Circulating Facebook message describes a ‘major hack’ that is spreading a virus via private Facebook messages. The message warns users not to open attachments claiming to contain images in a .zip file.
The attack described is real, although details are currently sketchy. The text of the messages and the name of the malicious attachment vary considerably. It appears that the messages are being sent either from compromised Facebook accounts or from fake accounts set up by scammers. Either way, users should not open attached .zip files in these bogus messages. The attachments contain malware. As noted in the warning, users should be very cautious of messages that invite you to view pictures in an attached file, even if the messages appear to come from friends.
There is a major HACK going on affecting several people. It sends a private message to your facebook. Ignore any and all PM’s (chat box) telling you about a pic or pics. I have not sent pictures to anyone, nor have I posted them to anyone. These messages have a zip file attached to them. DO NOT OPEN IT!! Copy and paste this to your facebook as well to spread the word that no one should open this file. It is a virus…..
According to a warning message that is going viral on Facebook, a “major hack” is currently occurring on the network. The message warns users to watch out for private messages claiming that recipients can view images by opening an attached .zip file. The warning advises users not to open these attachments because they contain a virus.

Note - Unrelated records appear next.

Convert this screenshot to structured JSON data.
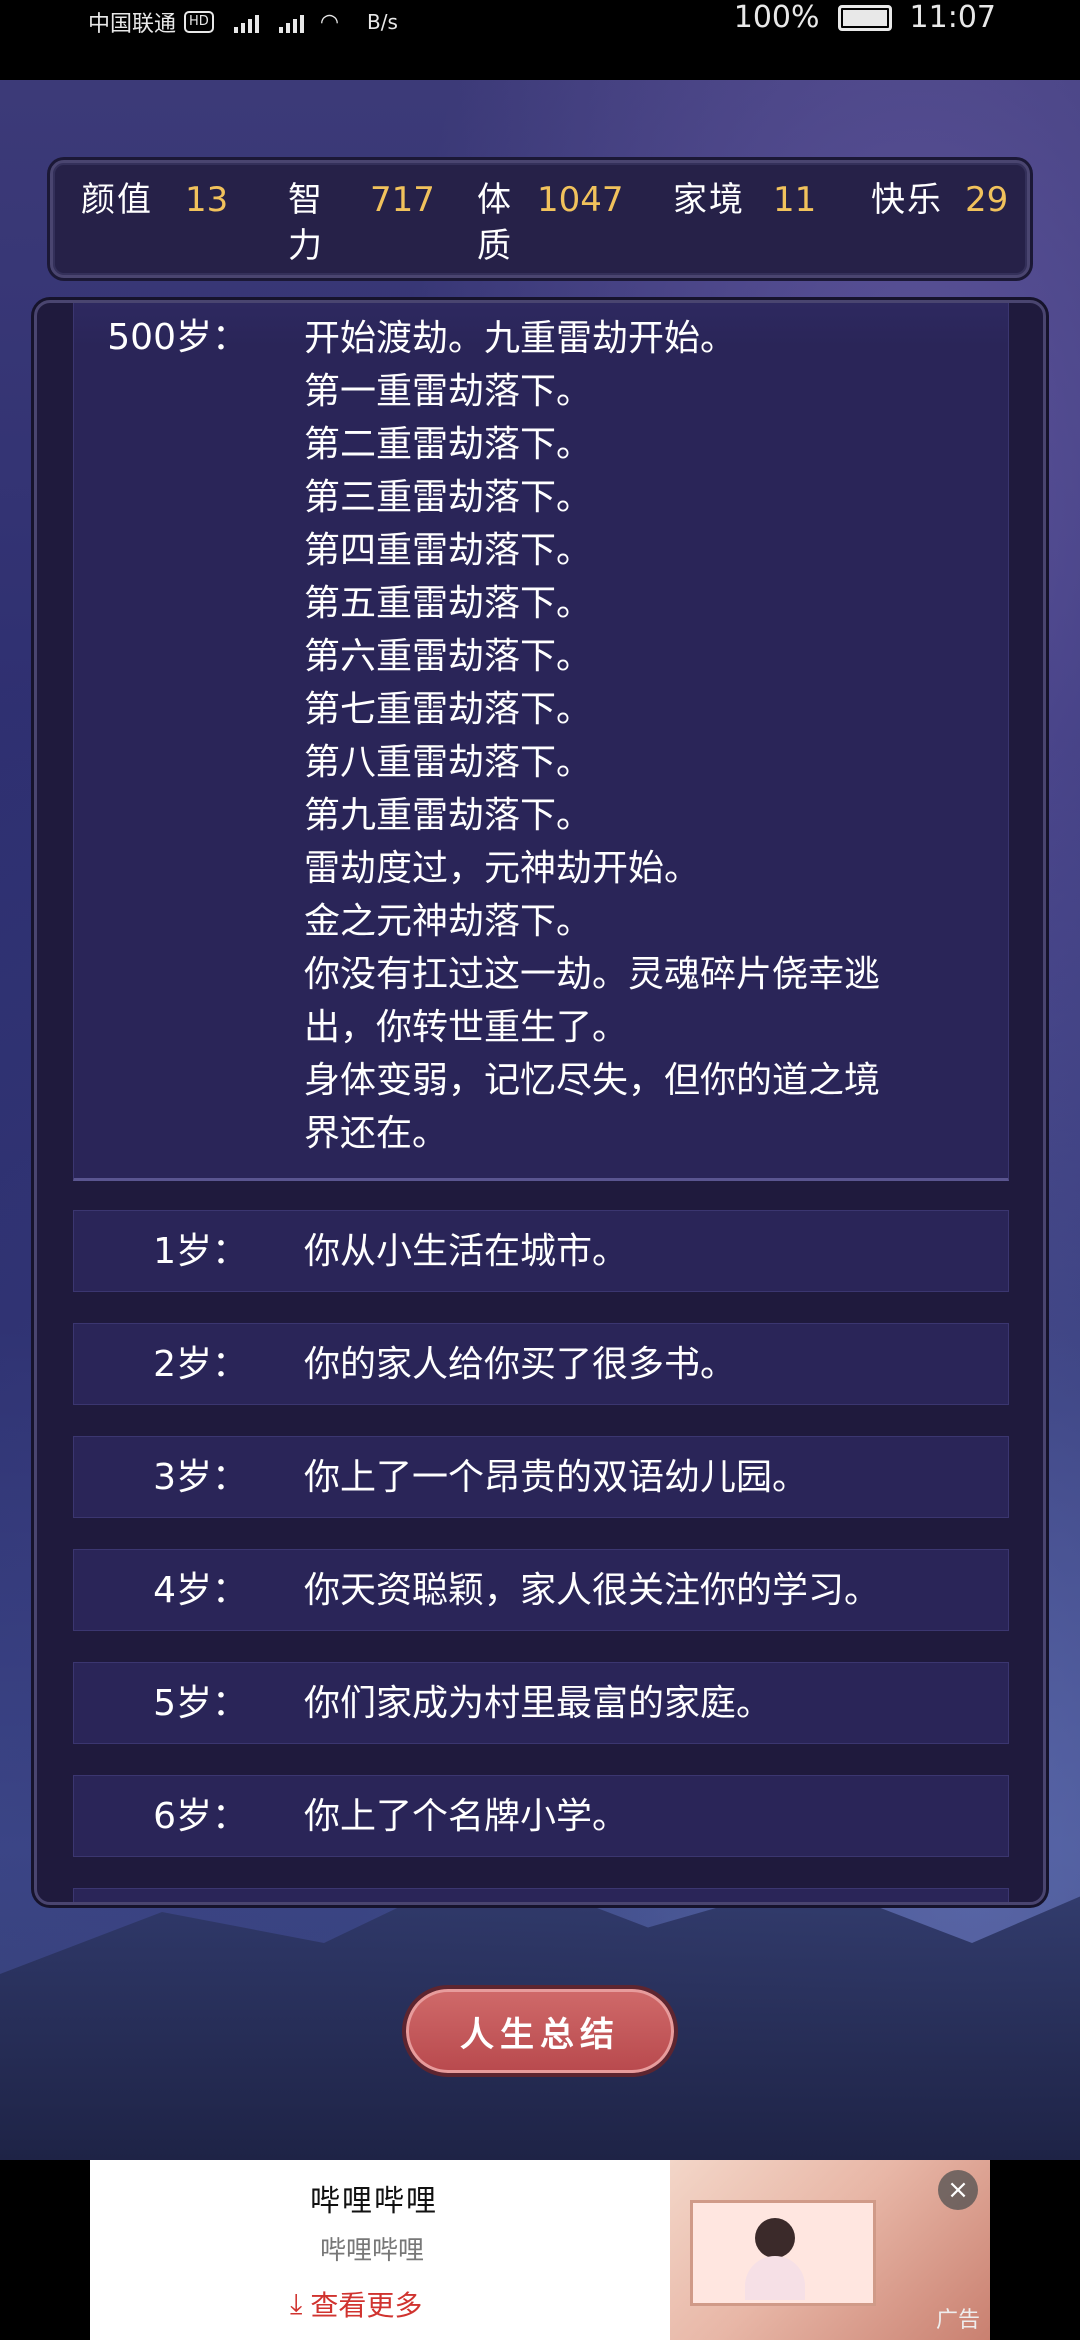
{
  "status_bar": {
    "carrier": "中国联通",
    "hd": "HD",
    "speed": "B/s",
    "battery": "100%",
    "time": "11:07"
  },
  "stats": [
    {
      "label": "颜值",
      "value": "13"
    },
    {
      "label": "智力",
      "value": "717"
    },
    {
      "label": "体质",
      "value": "1047"
    },
    {
      "label": "家境",
      "value": "11"
    },
    {
      "label": "快乐",
      "value": "29"
    }
  ],
  "log": {
    "big_entry": {
      "age": "500岁：",
      "lines": [
        "开始渡劫。九重雷劫开始。",
        "第一重雷劫落下。",
        "第二重雷劫落下。",
        "第三重雷劫落下。",
        "第四重雷劫落下。",
        "第五重雷劫落下。",
        "第六重雷劫落下。",
        "第七重雷劫落下。",
        "第八重雷劫落下。",
        "第九重雷劫落下。",
        "雷劫度过，元神劫开始。",
        "金之元神劫落下。",
        "你没有扛过这一劫。灵魂碎片侥幸逃",
        "出，你转世重生了。",
        "身体变弱，记忆尽失，但你的道之境",
        "界还在。"
      ]
    },
    "entries": [
      {
        "age": "1岁：",
        "text": "你从小生活在城市。"
      },
      {
        "age": "2岁：",
        "text": "你的家人给你买了很多书。"
      },
      {
        "age": "3岁：",
        "text": "你上了一个昂贵的双语幼儿园。"
      },
      {
        "age": "4岁：",
        "text": "你天资聪颖，家人很关注你的学习。"
      },
      {
        "age": "5岁：",
        "text": "你们家成为村里最富的家庭。"
      },
      {
        "age": "6岁：",
        "text": "你上了个名牌小学。"
      }
    ]
  },
  "summary_button": {
    "label": "人生总结"
  },
  "ad": {
    "title": "哔哩哔哩",
    "subtitle": "哔哩哔哩",
    "cta": "查看更多",
    "tag": "广告"
  }
}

The threat described is real and has been reported by a number of Facebook users. The exact mechanism by which the bogus messages are delivered is currently unclear. The messages may originate from Facebook accounts hijacked via phishing attacks. Or, they may come from fake accounts set up by criminals with the purpose of sending scam and spam messages.
However, the messages are certainly malicious. A reader who has tested the malware payload of the .zip file notes that it is a JAVA executable file that, when run, will create a temp file called BACKDOOR.BOT, place an executable in the browser’s cache and place an executable in the Facebook cache. As shown in the following examples, the text and attachment names of the malware messages vary considerably:

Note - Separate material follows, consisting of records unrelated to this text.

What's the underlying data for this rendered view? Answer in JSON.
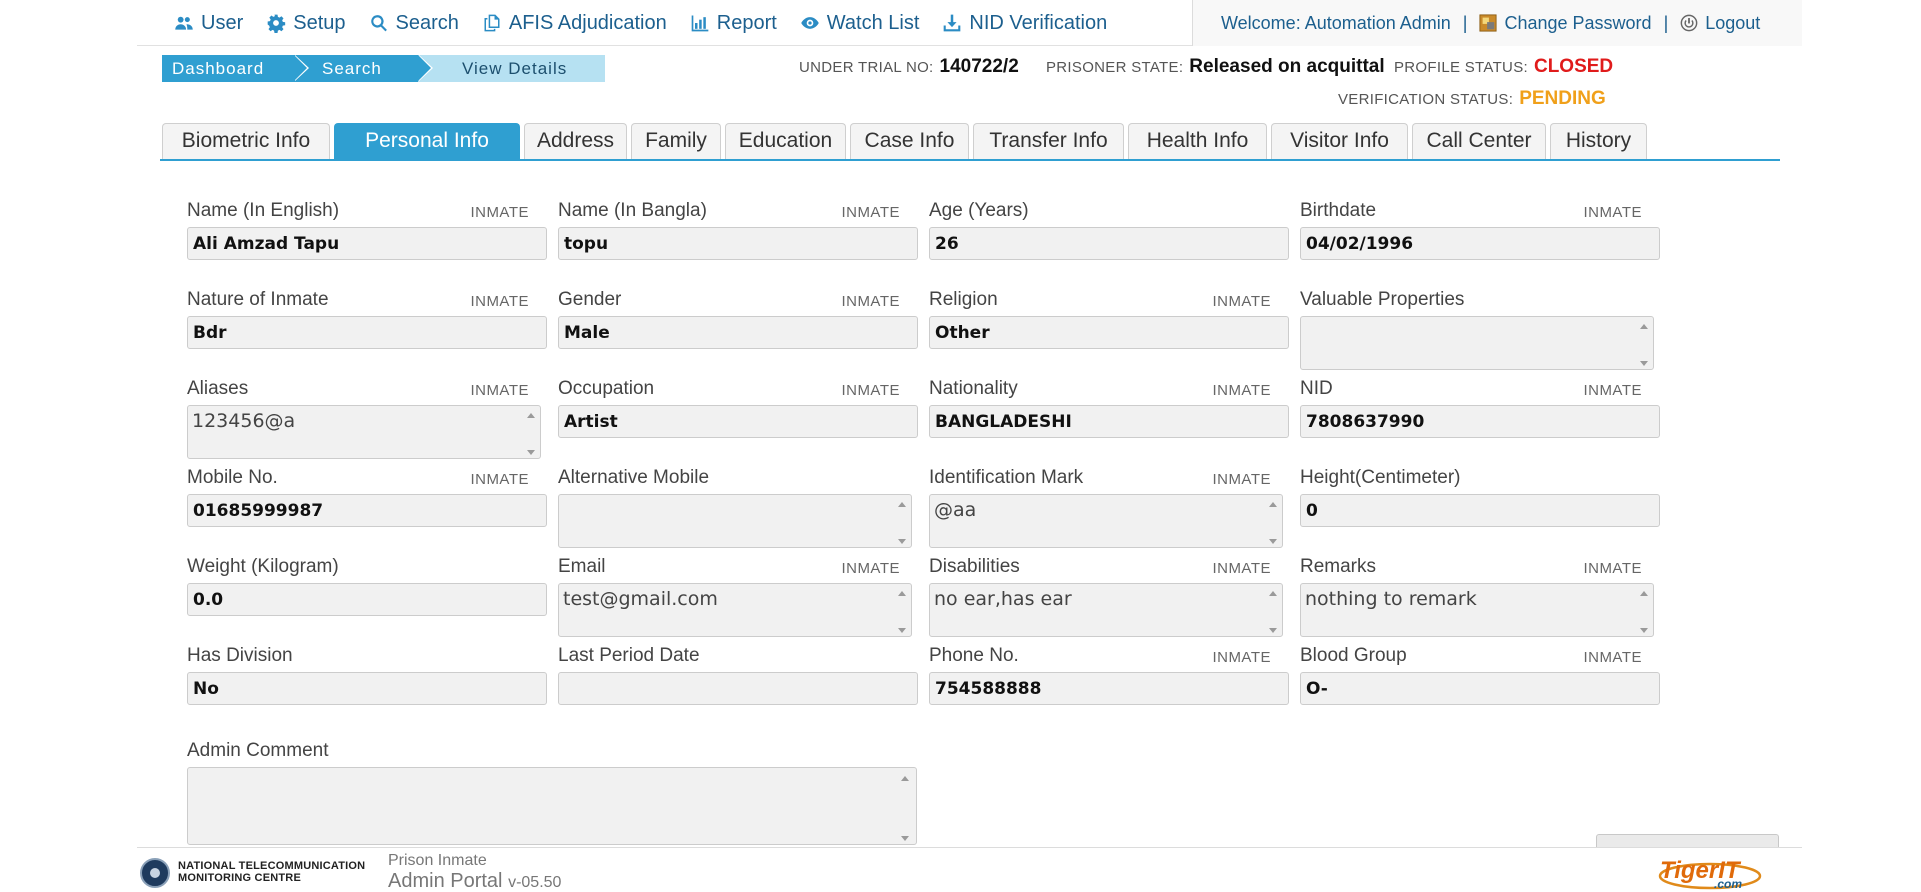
{
  "nav": {
    "items": [
      {
        "label": "User",
        "icon": "users-icon"
      },
      {
        "label": "Setup",
        "icon": "gear-icon"
      },
      {
        "label": "Search",
        "icon": "search-icon"
      },
      {
        "label": "AFIS Adjudication",
        "icon": "copy-icon"
      },
      {
        "label": "Report",
        "icon": "bar-chart-icon"
      },
      {
        "label": "Watch List",
        "icon": "eye-icon"
      },
      {
        "label": "NID Verification",
        "icon": "download-icon"
      }
    ],
    "welcome": "Welcome: Automation Admin",
    "separator": "|",
    "change_password": "Change Password",
    "logout": "Logout"
  },
  "breadcrumb": [
    "Dashboard",
    "Search",
    "View Details"
  ],
  "status": {
    "under_trial_label": "UNDER TRIAL NO:",
    "under_trial_value": "140722/2",
    "prisoner_state_label": "PRISONER STATE:",
    "prisoner_state_value": "Released on acquittal",
    "profile_status_label": "PROFILE STATUS:",
    "profile_status_value": "CLOSED",
    "verification_status_label": "VERIFICATION STATUS:",
    "verification_status_value": "PENDING"
  },
  "tabs": [
    "Biometric Info",
    "Personal Info",
    "Address",
    "Family",
    "Education",
    "Case Info",
    "Transfer Info",
    "Health Info",
    "Visitor Info",
    "Call Center",
    "History"
  ],
  "active_tab": "Personal Info",
  "inmate_tag": "INMATE",
  "fields": {
    "name_english": {
      "label": "Name (In English)",
      "value": "Ali Amzad Tapu"
    },
    "name_bangla": {
      "label": "Name (In Bangla)",
      "value": "topu"
    },
    "age": {
      "label": "Age (Years)",
      "value": "26"
    },
    "birthdate": {
      "label": "Birthdate",
      "value": "04/02/1996"
    },
    "nature": {
      "label": "Nature of Inmate",
      "value": "Bdr"
    },
    "gender": {
      "label": "Gender",
      "value": "Male"
    },
    "religion": {
      "label": "Religion",
      "value": "Other"
    },
    "valuables": {
      "label": "Valuable Properties",
      "value": ""
    },
    "aliases": {
      "label": "Aliases",
      "value": "123456@a"
    },
    "occupation": {
      "label": "Occupation",
      "value": "Artist"
    },
    "nationality": {
      "label": "Nationality",
      "value": "BANGLADESHI"
    },
    "nid": {
      "label": "NID",
      "value": "7808637990"
    },
    "mobile": {
      "label": "Mobile No.",
      "value": "01685999987"
    },
    "alt_mobile": {
      "label": "Alternative Mobile",
      "value": ""
    },
    "id_mark": {
      "label": "Identification Mark",
      "value": "@aa"
    },
    "height": {
      "label": "Height(Centimeter)",
      "value": "0"
    },
    "weight": {
      "label": "Weight (Kilogram)",
      "value": "0.0"
    },
    "email": {
      "label": "Email",
      "value": "test@gmail.com"
    },
    "disabilities": {
      "label": "Disabilities",
      "value": "no ear,has ear"
    },
    "remarks": {
      "label": "Remarks",
      "value": "nothing to remark"
    },
    "has_division": {
      "label": "Has Division",
      "value": "No"
    },
    "last_period": {
      "label": "Last Period Date",
      "value": ""
    },
    "phone": {
      "label": "Phone No.",
      "value": "754588888"
    },
    "blood_group": {
      "label": "Blood Group",
      "value": "O-"
    },
    "admin_comment": {
      "label": "Admin Comment",
      "value": ""
    }
  },
  "footer": {
    "org_line1": "NATIONAL TELECOMMUNICATION",
    "org_line2": "MONITORING CENTRE",
    "portal_small": "Prison Inmate",
    "portal_big": "Admin Portal",
    "version": "v-05.50",
    "vendor": "TigerIT",
    "vendor_suffix": ".com"
  },
  "colors": {
    "accent": "#2f9fd1",
    "link": "#1c5f8e",
    "closed": "#e01b1b",
    "pending": "#f0a01a"
  }
}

someone made a profile named “Luca Pelliciari” and he uploaded some of your photos! is that you?
ha ha ha OMG take a look at Mairy’s pic …omg

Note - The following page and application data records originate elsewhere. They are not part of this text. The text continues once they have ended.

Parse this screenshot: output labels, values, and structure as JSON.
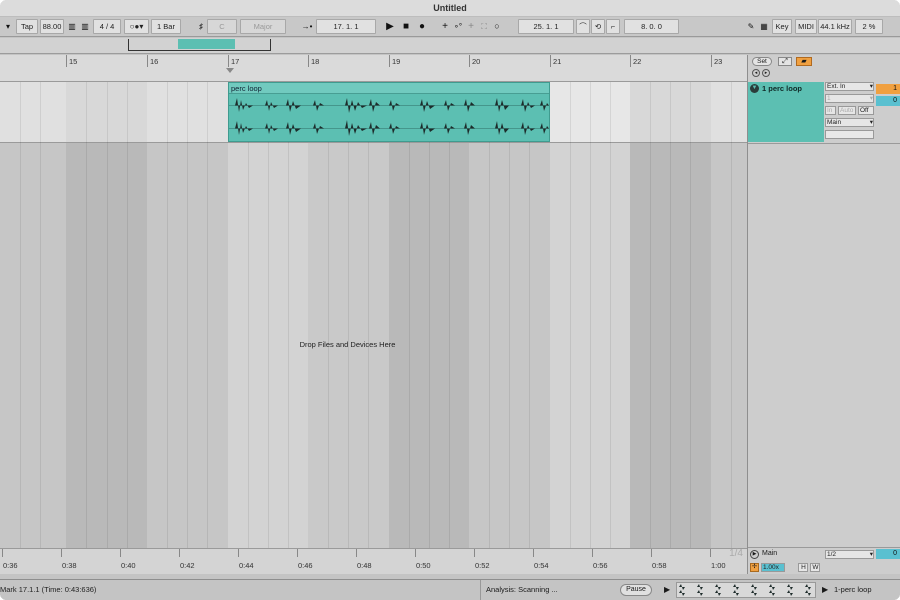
{
  "window": {
    "title": "Untitled"
  },
  "transport": {
    "tap_label": "Tap",
    "tempo": "88.00",
    "time_signature": "4 / 4",
    "metronome_icon": "metronome-icon",
    "quantize": "1 Bar",
    "key_root": "C",
    "scale": "Major",
    "arrangement_position": "17.   1.   1",
    "loop_start": "25.   1.   1",
    "loop_length": "8.   0.   0",
    "key_label": "Key",
    "midi_label": "MIDI",
    "sample_rate": "44.1 kHz",
    "cpu": "2 %"
  },
  "ruler": {
    "bars": [
      "15",
      "16",
      "17",
      "18",
      "19",
      "20",
      "21",
      "22",
      "23"
    ],
    "set_label": "Set"
  },
  "clip": {
    "name": "perc loop",
    "color": "#5cbfb2"
  },
  "arrangement": {
    "drop_hint": "Drop Files and Devices Here"
  },
  "timeline": {
    "times": [
      "0:36",
      "0:38",
      "0:40",
      "0:42",
      "0:44",
      "0:46",
      "0:48",
      "0:50",
      "0:52",
      "0:54",
      "0:56",
      "0:58",
      "1:00"
    ],
    "zoom": "1/4"
  },
  "track": {
    "name": "1 perc loop",
    "input_type": "Ext. In",
    "input_channel": "1",
    "monitor_in": "In",
    "monitor_auto": "Auto",
    "monitor_off": "Off",
    "output": "Main",
    "number_top": "1",
    "number_bottom": "0"
  },
  "main_track": {
    "name": "Main",
    "channel": "1/2",
    "value": "0",
    "tempo_rate": "1.00x",
    "h_label": "H",
    "w_label": "W"
  },
  "status": {
    "text": "Mark 17.1.1 (Time: 0:43:636)",
    "analysis": "Analysis: Scanning ...",
    "pause": "Pause",
    "clip_name": "1-perc loop"
  },
  "colors": {
    "accent_teal": "#5cbfb2",
    "accent_orange": "#f0a040",
    "accent_blue": "#5ac0d0"
  }
}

do you know her? She is uploading some of your photos!!!
someone made a profile named “ Amirilia Tully’” and he uploaded some of your photos! is that you?
There are apparently several more variants of the scam messages.
Thus, the advice in the warning message to avoid opening the attachments that come with these messages is worth heeding. Be wary of any Facebook message that suggests that you open an attached file to view images. The best course of action is simply to delete these messages. If they appear to come from someone on your friend’s list, you should let them know that their account may have been compromised.
If you have inadvertently installed the malware by opening the attachment, you may need to scan for malware using a reliable anti-malware program such as Malware Bytes. You may also need to remove any scam messages that have been posted on your Facebook profile or newsfeed and warn your Facebook friends about the attack.
Such scam campaigns are quite common. This threat uses similar tactics to a 2012 Facebook phishing campaign in which users were instructed to click a link to view an image. The link opened a bogus site that tried to trick users into giving their Facebook login details to criminals.